When Bnei Yisrael were first commanded in Egypt about the Korban Pesach, they were told that it should be slaughtered and consumed by each individual family. But just like today, while some people had large families, others had smaller families, and some didn’t have families at all. Given this, the Torah informs us that: “And if the household be too little for a lamb, then shall he and his neighbour next to his house take one” (Shemot 12:4) – meaning that families and individuals were permitted to join together for the Korban Pesach.
However, a Korban Pesach doesn’t come cheap! There is the animal, and the fuel for the fire etc. Given this, we are taught in today’s daf (Pesachim 90a) that those who joined with a family for the Korban Pesach would make a financial contribution so that, firstly, they would be legally considered as part of the offering, and secondly, in order to cover some of the related costs.
Still, the Rabbis were concerned that selling parts of a Korban Pesach may become an inappropriate money-making business. Given this, they limited the funds being received to those items directly related to a Korban Pesach (such as wood to roast the korban on the fire). However, this then led to a fascinating debate regarding how we define ‘items directly related’ to the Korban Pesach.
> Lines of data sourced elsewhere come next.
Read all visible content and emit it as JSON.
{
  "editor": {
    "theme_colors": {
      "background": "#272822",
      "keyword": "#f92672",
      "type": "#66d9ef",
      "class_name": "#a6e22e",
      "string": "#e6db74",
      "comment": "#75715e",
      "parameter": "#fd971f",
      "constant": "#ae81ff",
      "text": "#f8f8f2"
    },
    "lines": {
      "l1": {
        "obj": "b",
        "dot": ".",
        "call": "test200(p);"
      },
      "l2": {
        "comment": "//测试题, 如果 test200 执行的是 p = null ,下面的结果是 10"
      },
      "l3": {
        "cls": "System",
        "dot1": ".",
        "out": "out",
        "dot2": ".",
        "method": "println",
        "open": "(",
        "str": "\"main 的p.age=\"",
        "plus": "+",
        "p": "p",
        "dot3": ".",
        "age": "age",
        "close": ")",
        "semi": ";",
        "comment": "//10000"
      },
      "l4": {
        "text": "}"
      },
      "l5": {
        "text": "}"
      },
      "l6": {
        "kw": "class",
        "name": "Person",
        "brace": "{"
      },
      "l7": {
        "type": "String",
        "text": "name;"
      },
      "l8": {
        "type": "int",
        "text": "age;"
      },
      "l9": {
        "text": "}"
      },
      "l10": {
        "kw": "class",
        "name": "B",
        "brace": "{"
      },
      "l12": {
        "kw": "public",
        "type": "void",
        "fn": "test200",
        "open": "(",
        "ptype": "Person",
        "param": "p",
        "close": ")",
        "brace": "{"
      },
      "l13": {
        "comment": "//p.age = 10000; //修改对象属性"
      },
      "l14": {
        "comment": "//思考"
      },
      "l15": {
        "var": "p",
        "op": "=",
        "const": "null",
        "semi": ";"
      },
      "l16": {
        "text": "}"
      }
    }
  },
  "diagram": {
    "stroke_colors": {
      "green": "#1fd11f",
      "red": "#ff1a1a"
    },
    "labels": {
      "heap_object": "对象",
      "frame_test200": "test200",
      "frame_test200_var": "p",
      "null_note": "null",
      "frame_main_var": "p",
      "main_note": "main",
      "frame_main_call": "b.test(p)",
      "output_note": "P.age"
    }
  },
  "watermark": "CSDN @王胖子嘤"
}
We are taught (see Shemot 12:8) that the Korban Pesach was to be accompanied by Matzah and Marror. Given this, are these to be considered as ‘items directly related’ to the Korban Pesach?
On this point, we are first told that the Chachamim felt that such items went above and beyond ‘items directly related’ to the Korban Pesach (and thus the money couldn’t be used for their purchase), while Rabbi Yehuda HaNasi asserted that since Matzah and Maror facilitate the consumption of the Korban Pesach, the money may be used to purchase them.
However, according to a different opinion in the Gemara, all agree that it is reasonable to use any monies received for the Matzah and Marror. Instead, the point of disagreement between the Chachamim and Rabbi Yehuda HaNasi is the extent to which the personal needs of the owner of the Korban Pesach can be provided for through the use of these funds.
To my mind, this discussion raises an important question about how we understand our mitzvah needs. For example, while we could claim that the only items that we need for Shabbat are candles, wine, bread and food, we would likely also agree that to enjoy a Shabbat, one needs to have a location to do so. Yet beyond the seemingly essential items for Shabbat and a location where you can rest on Shabbat, for a person to have a positive experience of Shabbat they themselves may have needs which need to be fulfilled such as a comfortable place to sit, or a blanket to keep them warm.
Overall, what we learn from today’s daf is that ‘mitzvah needs’ can be interpreted in a variety of ways, and that – at least according to some explanations – they can go so far as to include the physical needs of the person fulfilling the mitzvah.
(nb. a similar version of this thought as written by me was published today on ‘My Jewish Learning’).